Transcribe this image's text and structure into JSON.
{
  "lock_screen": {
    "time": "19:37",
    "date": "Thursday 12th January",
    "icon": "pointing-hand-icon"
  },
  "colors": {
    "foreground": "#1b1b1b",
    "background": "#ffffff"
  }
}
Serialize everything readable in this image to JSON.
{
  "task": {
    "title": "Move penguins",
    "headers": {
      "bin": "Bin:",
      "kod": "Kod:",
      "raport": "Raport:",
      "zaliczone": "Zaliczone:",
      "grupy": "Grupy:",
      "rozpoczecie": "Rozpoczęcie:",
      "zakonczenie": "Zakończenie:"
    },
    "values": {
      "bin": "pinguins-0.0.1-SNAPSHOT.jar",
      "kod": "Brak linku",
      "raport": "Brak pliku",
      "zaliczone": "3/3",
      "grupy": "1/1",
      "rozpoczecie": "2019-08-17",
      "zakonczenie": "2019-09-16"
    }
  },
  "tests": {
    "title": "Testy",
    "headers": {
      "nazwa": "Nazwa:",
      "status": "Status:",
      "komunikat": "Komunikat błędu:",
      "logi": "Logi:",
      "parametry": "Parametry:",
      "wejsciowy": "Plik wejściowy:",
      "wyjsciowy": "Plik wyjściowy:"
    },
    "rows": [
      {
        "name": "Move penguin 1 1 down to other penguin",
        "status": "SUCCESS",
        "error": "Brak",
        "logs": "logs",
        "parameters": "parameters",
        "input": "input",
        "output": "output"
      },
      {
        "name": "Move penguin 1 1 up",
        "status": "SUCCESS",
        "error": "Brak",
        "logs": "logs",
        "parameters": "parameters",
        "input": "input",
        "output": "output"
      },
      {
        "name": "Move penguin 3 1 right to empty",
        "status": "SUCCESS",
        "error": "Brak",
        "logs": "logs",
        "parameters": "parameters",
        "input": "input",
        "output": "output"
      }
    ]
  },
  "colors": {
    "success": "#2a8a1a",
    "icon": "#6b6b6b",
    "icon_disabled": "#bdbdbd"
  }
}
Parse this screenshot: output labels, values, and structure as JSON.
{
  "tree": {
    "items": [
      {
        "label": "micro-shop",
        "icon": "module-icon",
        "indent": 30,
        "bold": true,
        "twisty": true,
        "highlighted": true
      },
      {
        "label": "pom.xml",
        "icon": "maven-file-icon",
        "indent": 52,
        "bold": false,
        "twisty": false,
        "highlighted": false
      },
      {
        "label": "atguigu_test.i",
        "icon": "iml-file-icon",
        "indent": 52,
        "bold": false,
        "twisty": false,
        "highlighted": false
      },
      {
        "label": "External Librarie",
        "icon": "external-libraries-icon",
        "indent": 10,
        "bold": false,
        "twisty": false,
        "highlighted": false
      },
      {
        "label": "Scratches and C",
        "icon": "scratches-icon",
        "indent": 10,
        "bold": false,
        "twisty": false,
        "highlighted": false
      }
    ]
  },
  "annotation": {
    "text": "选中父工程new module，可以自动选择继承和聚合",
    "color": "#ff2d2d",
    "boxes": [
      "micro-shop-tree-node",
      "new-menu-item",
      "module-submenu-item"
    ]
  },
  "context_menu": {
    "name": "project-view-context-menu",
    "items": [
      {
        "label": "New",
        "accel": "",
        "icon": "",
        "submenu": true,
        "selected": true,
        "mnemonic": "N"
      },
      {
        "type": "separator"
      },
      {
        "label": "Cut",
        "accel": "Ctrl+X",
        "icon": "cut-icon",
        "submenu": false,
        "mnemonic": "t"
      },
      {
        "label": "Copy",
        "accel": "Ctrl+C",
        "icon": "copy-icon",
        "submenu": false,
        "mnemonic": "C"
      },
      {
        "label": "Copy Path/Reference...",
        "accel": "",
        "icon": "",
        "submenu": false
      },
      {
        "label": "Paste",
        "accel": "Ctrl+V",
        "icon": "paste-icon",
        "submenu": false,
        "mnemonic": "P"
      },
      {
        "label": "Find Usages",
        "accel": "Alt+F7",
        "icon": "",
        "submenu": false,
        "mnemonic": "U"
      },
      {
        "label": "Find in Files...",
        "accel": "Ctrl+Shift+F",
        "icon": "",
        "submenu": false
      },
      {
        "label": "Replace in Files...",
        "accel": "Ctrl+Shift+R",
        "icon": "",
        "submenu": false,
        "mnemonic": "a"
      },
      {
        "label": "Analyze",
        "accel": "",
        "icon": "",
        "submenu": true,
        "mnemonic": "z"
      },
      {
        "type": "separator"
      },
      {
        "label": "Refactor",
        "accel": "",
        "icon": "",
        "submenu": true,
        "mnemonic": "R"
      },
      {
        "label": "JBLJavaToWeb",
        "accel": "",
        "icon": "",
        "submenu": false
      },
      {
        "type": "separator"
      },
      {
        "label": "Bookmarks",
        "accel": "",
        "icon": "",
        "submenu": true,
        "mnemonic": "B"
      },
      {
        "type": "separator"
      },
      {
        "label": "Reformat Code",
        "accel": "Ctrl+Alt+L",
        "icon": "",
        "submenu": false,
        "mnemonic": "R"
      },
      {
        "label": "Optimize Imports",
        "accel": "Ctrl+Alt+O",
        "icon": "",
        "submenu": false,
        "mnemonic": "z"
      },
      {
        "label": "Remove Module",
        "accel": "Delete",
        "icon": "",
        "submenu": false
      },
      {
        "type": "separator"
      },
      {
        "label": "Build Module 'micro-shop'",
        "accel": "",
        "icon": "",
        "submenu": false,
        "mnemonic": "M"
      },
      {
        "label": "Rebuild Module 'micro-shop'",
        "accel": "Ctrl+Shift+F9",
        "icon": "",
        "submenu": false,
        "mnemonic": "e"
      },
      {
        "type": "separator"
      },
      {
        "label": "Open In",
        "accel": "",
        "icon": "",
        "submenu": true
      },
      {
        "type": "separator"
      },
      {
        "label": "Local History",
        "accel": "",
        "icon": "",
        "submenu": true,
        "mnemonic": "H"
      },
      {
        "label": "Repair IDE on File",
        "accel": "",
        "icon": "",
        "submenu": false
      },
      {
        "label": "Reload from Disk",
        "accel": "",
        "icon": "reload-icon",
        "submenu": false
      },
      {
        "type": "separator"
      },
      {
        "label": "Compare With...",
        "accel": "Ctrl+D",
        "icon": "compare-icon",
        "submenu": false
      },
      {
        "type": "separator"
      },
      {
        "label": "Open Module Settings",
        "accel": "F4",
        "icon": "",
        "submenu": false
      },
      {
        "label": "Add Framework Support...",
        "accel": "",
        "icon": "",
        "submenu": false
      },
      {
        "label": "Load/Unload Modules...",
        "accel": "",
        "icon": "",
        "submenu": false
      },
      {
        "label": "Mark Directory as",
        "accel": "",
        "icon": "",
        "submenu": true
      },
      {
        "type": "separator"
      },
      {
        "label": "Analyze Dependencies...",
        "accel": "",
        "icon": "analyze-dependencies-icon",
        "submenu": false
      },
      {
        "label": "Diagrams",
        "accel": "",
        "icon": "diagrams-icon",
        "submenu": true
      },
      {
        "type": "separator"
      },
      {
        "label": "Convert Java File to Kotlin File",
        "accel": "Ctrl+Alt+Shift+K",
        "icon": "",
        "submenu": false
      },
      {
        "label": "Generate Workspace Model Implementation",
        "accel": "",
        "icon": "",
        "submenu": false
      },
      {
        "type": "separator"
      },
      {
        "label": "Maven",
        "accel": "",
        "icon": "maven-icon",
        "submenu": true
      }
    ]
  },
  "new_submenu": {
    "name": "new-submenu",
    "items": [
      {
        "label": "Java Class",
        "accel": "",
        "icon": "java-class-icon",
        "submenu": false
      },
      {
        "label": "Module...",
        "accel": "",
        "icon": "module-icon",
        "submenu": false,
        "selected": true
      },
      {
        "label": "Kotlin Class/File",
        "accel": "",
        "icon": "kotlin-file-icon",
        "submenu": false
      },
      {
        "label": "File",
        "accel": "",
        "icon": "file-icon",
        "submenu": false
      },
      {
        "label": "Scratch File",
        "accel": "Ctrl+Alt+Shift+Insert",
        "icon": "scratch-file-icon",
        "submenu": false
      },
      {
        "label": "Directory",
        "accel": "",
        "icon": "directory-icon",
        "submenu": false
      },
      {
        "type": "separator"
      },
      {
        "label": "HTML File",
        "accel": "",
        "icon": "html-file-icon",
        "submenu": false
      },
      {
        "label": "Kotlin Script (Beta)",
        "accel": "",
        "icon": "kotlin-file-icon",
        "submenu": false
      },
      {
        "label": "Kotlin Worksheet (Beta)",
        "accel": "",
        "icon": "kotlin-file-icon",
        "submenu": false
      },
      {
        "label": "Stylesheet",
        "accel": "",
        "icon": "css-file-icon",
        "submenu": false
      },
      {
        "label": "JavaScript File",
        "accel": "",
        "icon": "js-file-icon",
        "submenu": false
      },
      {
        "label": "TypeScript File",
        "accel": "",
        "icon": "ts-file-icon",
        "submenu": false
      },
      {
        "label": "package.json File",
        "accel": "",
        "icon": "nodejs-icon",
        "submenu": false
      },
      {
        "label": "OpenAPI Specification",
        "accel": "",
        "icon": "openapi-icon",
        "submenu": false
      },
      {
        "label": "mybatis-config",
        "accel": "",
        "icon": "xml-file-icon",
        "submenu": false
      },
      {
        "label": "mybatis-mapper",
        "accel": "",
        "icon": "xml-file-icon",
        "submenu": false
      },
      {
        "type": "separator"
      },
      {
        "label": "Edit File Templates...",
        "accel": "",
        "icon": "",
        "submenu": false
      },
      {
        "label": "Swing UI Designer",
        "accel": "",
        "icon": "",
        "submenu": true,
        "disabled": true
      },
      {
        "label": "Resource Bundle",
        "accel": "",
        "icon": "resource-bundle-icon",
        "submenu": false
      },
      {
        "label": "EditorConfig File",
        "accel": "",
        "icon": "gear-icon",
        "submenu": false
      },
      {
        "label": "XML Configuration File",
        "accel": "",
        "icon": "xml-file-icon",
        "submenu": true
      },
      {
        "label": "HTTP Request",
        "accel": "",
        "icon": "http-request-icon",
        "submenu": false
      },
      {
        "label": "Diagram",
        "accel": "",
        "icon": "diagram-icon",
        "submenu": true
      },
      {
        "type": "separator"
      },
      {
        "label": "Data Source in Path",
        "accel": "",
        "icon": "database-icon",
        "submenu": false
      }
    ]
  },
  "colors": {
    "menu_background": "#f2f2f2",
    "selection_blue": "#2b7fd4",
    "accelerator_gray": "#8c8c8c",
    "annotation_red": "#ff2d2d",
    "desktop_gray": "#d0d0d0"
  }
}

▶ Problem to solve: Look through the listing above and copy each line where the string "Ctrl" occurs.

▶ Written solution:
        "accel": "Ctrl+X",
        "accel": "Ctrl+C",
        "accel": "Ctrl+V",
        "accel": "Ctrl+Shift+F",
        "accel": "Ctrl+Shift+R",
        "accel": "Ctrl+Alt+L",
        "accel": "Ctrl+Alt+O",
        "accel": "Ctrl+Shift+F9",
        "accel": "Ctrl+D",
        "accel": "Ctrl+Alt+Shift+K",
        "accel": "Ctrl+Alt+Shift+Insert",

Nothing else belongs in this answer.